Language of Document:English
Record Number:55090
Doc. No:TL25044
Call number:‭3288135‬
Main Entry:Robin E. Tatu
Title & Author:Performing the ancestors: A Balinese historiographical traditionRobin E. Tatu
College:University of Hawai'i at Manoa
Date:2007
Degree:Ph.D.
student score:2007
Page No:311
Abstract:This dissertation examines a form of historical production that has been practiced in Bali, Indonesia, since the early 18th century. In this local Southeast Asian tradition, history is conveyed not just through the production of dynastic chronicles known as babad but through the performance of these texts in ongoing composition, recitation, topeng masked drama. Emphasis is placed not so much upon establishing an objective, factual record, but upon a continued activation and interpretation of the past, the ancestors, and previous knowledge.

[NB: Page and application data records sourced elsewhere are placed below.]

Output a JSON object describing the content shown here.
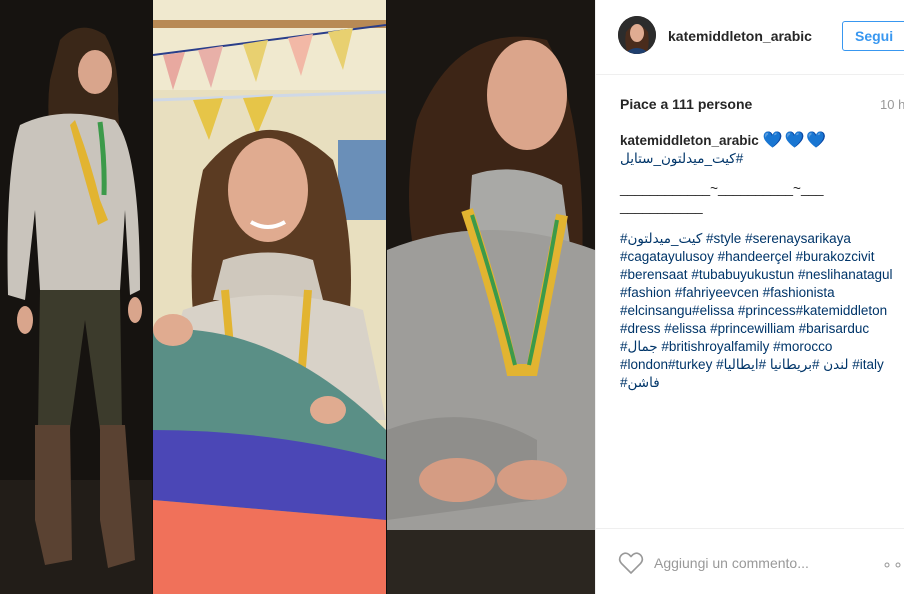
{
  "post": {
    "username": "katemiddleton_arabic",
    "follow_label": "Segui",
    "likes_text": "Piace a 111 persone",
    "time_ago": "10 h",
    "caption": {
      "username": "katemiddleton_arabic",
      "hearts": "💙💙💙",
      "first_tag": "#كيت_ميدلتون_ستايل",
      "divider": "____________~__________~___\n___________"
    },
    "hashtags": [
      "#كيت_ميدلتون",
      "#style",
      "#serenaysarikaya",
      "#cagatayulusoy",
      "#handeerçel",
      "#burakozcivit",
      "#berensaat",
      "#tubabuyukustun",
      "#neslihanatagul",
      "#fashion",
      "#fahriyeevcen",
      "#fashionista",
      "#elcinsangu#elissa",
      "#princess#katemiddleton",
      "#dress",
      "#elissa",
      "#princewilliam",
      "#barisarduc",
      "#جمال",
      "#britishroyalfamily",
      "#morocco",
      "#london#turkey",
      "#لندن",
      "#بريطانيا",
      "#ايطاليا",
      "#italy",
      "#فاشن"
    ]
  },
  "comment": {
    "placeholder": "Aggiungi un commento..."
  },
  "icons": {
    "like": "heart-outline-icon",
    "more": "more-options-icon"
  },
  "colors": {
    "accent": "#3897f0",
    "hashtag": "#003569",
    "heart_emoji": "#29a8f5",
    "muted": "#999999"
  }
}
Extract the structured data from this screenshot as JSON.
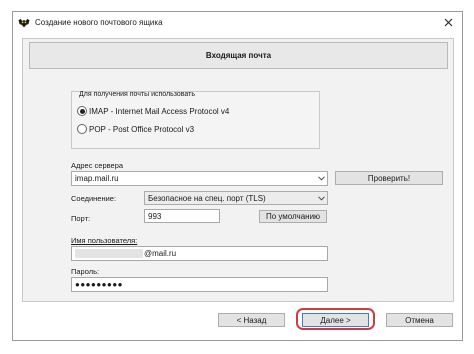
{
  "window": {
    "title": "Создание нового почтового ящика"
  },
  "page": {
    "header": "Входящая почта"
  },
  "protocol": {
    "legend": "Для получения почты использовать",
    "options": [
      {
        "label": "IMAP - Internet Mail Access Protocol v4",
        "selected": true
      },
      {
        "label": "POP  -  Post Office Protocol v3",
        "selected": false
      }
    ]
  },
  "form": {
    "server": {
      "label": "Адрес сервера",
      "value": "imap.mail.ru"
    },
    "check_button": "Проверить!",
    "connection": {
      "label": "Соединение:",
      "value": "Безопасное на спец. порт (TLS)"
    },
    "port": {
      "label": "Порт:",
      "value": "993"
    },
    "default_button": "По умолчанию",
    "username": {
      "label": "Имя пользователя:",
      "value_suffix": "@mail.ru"
    },
    "password": {
      "label": "Пароль:",
      "value": "●●●●●●●●●"
    }
  },
  "footer": {
    "back": "< Назад",
    "next": "Далее  >",
    "cancel": "Отмена"
  },
  "colors": {
    "highlight": "#d23a44",
    "default_button_border": "#3c7fd0",
    "page_bg": "#f2f2f2"
  },
  "icons": {
    "app": "bat-logo-icon",
    "close": "close-icon",
    "dropdown": "chevron-down-icon"
  }
}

In his seminal work on Bali's "theatre state," Clifford Geertz stressed the primacy of performance in 19th century Balinese statecraft, maintaining that royal power became manifest through court-sponsored spectacle. While subsequent histories of the island have acknowledged the importance of the babad narratives, most have neglected the performative functions of these texts. In my work, I situate the babad within the context of their use, arguing that a study of the interconnected expressions of writing, performance, and ritual can provide greater understanding of the fluid, integrative nature of Balinese historiography. Balinese babad appear to have been first employed in the early 18th century as tools of political legitimacy. Their contents generally focused upon the origins, rise, and expansion of local kingdoms, with later sections recording the descent of royal families. Later recensions drew from a variety of these older texts, literary sources, and local myths or legends, in addition to extending genealogical lists up to the present generations. By the mid-19th century, the practice of babad composition had spread from the kingdoms to villages and towns, and from royalty and priests to members from many levels of society. The period of Dutch rule prompted even more babad activity, as families vied to demonstrate their high status to the colonial officials. Today, hundreds of manuscripts continue to be re-composed, studied, and performed. Rather than abating, interest in local history has grown more pressing, as different groups assert claims of origin and status and competing interpretations of the past. This dissertation examines all these negotiations of historical production in Bali.
Subject:Communication and the arts; Social sciences; Language, literature and linguistics; Ancestors; Balinese; Historiography; Indonesia; Literature; Performing; Religion; Asian literature; History; Theater; 0465:Theater; 0305:Asian literature; 0332:History
Added Entry:L. Y. Andaya
Added Entry:University of Hawai'i at Manoa